8) The Eurozone manufacturing PMI for March was revised down a hair to 47.5 from 47.6. Germany’s PMI was revised down to just 44.1 from 44.7, deeply below 50. France came in at 49.7 and Italy was at 47.4. Spain was a bright spot, rising 1 pt and back above 50 at 50.9. Markit said “The March PMI data indicate that the Eurozone’s manufacturing sector is in its steepest downturn since the height of the region’s debt crisis in 2012. The survey is indicative of output falling at a quarterly rate of approximately 1% in March, suggesting that the January rebound from one off factors last year seen in the latest official data is likely to prove short lived.”
9) German factory orders in February fell by 4.2% m/o/m, well worse than the estimate of a slight increase of .3%. January was revised up by 5 tenths. On a y/o/y basis, orders fell by 8.4%, the 9th month in a row of declines and that is the most since 2009. The German Economy Ministry spokesman said they expect orders will “continue to be subdued in the coming months, particularly due to a lack of foreign demand.”
10) The UK services PMI fell below 50 at 48.9 from 51.3 in February. The estimate was 50.9 and the March print is the worst since July 2016. Markit said “Service sector order books have contracted at the steepest rate since the height of the global financial crisis in 2009 so far this year, with companies reporting that Brexit uncertainty has dampened demand and led to cancelled or deferred spending, exacerbating a headwind from slower global economic growth.”
11) The March Markit construction PMI remained below 50 for the 2nd straight month for the first time since mid 2016 “amid subdued inflows of new work.” It did though creep up to 49.7 from 49.5 but “Brexit related uncertainty continued to generate indecisiveness, ultimately hitting order book volumes.” Internally, “Another fall in commercial work and civil engineering activity more than offset a modest upturn in residential building.”

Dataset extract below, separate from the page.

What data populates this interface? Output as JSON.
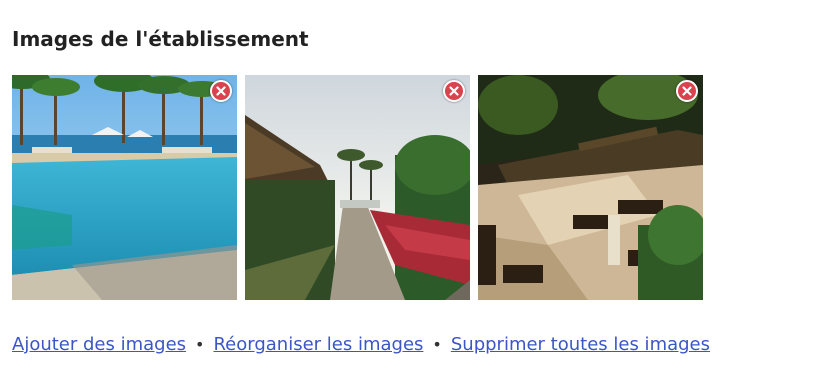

12) Japan’s services index fell to 52 from 52.3 as business confidence fell to an 18 month low. The new worry is whether the VAT will be hiked as planned this October.
13) Japan’s Q1 manufacturing Tankan report saw a 7 pt q/o/q decline to 12. The estimate was 13. The outlook also fell by 7 pts to just 8, 4 pts below the estimate. There was also weakness in services. The manufacturing indices for small companies also deteriorated. Also, capital spending plans slowed to almost nothing, up by 1.2%.
14) The upward wage momentum seen last year has completely disappeared in Japan. Regular pay in February fell .1% y/o/y after a .6% drop in January. The hopeful caveat is the Labor Ministry changed its methodology in calculating the number and that resulted in an aberration.
15) Hong Kong’s PMI fell to 48 from 48.4 and has yet to see a spill over from the increase in confidence on the Mainland. Markit said “Business conditions continued to deteriorate in March amid a worsening demand environment.”
16) India’s PMI for March fell to 52.6 from 54.3. Markit said “Although global headwinds and a general slowdown in trade present some concerns for the future health of Indian manufacturers’ order books, so far companies have been able to weather the storm and secure healthy inflows of new work from abroad.”
17) Malaysia’s PMI fell .4 pts to 47.2. The Philippines index was down by .4 pts to 51.5.
18) South Korea said its March exports fell by 8.2% y/o/y, a slightly deeper fall than the drop of 7% expected. Imports fell almost 7%.